9 December 2015
9 December 2015
Colleagues, distinguished guests, members of the Sunshine Coast community and particularly Australian of the Year, Rosie Batty, welcome to the University of the Sunshine Coast (USC) and the ‘Make It Stop’ Symposium.
It’s quite sad in a way that we need a symposium of this type, but of course it’s long overdue. I’m not sure where Rosie gets her resilience from, given the journey she’s endured, but I’m sure much of the attention being given to domestic violence at the present time is pretty much due to her story and the way she has been able to engage with the Australian public. Those telling statistics that put things in perspective and have all of us reflecting on how on earth we’ve turned a blind eye to domestic violence for so long. How empowering to have her here with us today.
Every cause, every institution or business that aspires to be successful needs an engaging, articulate champion. And Rosie Batty is the epitome of what constitutes a champion. She has driven home the message on domestic violence.
The last couple of years have seen USC evolve into a new university: and in the context of us moving from a single campus institution to one that has distributed campuses there are a range of challenges. Whether it’s the Sunshine Coast or Gympie or Fraser Coast or Moreton, a key challenge is understanding the demography of the various communities we now serve, or will soon be serving, and how this interacts with issues like domestic violence.
Educationally disadvantaged communities, multicultural communities, communities with high unemployment rates, communities with high rates of youth suicide – these demographics are all related to domestic violence. We, as a university that aims to be embedded in the community need to understand how these regional realities interact with domestic violence and how we can contribute to better outcomes – whether it’s through the graduates we turn out, our impact on local economies, the research we conduct into local issues, or via hosting an event such as this one.
And we have developed something quite special this year that will directly help. After years of planning we have established the Sunshine Coast Thompson Institute thanks to the philanthropy of Roy and Nola Thompson. The Thompson Institute will be a focus for mental health research, teaching, and clinical outreach. It will ultimately greatly enhance our potential to make a difference when it comes to addressing the issues behind domestic violence.

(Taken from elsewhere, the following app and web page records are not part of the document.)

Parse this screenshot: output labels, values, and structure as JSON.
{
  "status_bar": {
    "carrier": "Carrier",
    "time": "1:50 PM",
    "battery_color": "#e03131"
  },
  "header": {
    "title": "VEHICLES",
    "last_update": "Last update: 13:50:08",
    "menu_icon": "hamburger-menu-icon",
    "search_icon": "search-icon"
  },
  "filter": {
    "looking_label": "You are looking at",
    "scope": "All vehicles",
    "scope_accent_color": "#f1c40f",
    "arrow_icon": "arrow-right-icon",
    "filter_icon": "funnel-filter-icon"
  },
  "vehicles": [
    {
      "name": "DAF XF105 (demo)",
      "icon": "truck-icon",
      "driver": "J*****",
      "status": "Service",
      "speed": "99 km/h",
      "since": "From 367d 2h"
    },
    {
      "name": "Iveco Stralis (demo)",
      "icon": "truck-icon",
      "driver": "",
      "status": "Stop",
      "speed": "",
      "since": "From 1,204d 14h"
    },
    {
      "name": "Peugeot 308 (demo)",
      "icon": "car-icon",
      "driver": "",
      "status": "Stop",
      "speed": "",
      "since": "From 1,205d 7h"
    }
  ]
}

So, on to the University’s involvement with this event. Event partner – Chris Turner, CEO of Sunnykids approached Professor Doug Mahar, Head of School of Social Sciences, to see if USC would be interested in a Symposium on Domestic Violence. USC was very interested indeed! A working party was quickly formed, ably led by School Administration Officer, Melissa Martin. It consisted of interested academics from Social Work, Psychology and Counselling as well as eager volunteers from local domestic violence organisations.
USC is all about making a difference in the local community and whilst domestic violence is personally experienced by individuals, it’s not a private, personal matter. It’s a public matter, because the scale is so extreme that it is affecting the substance of communities. This is why USC was keen to host such important discussions at this important community event.
So the University of the Sunshine Coast is proud to be joining SunnyKids, SCOPE, in Place, Uniting Care Community and the Suncoast Community Legal Service Inc. to form the Sunshine Coast Domestic Violence Action Group, and to host the 2015 Sunshine Coast Domestic and Family Violence Symposium to be known as ‘Make it Stop' A Sunshine Coast Plan to Stop DV.
The Symposium will create a unified voice, on a local level, of organisations and professionals working within the sector and experiencing the increasing strain domestic violence issues have on resources. I understand that the afternoon session will include a work group discussion on the community’s desired responses to various aspects of domestic violence to help create a best-practice response to be provided to Government.
You have a big day ahead that will help shape our regional community to be a better place, especially for those who are touched by domestic violence. I wish you every success with your deliberations.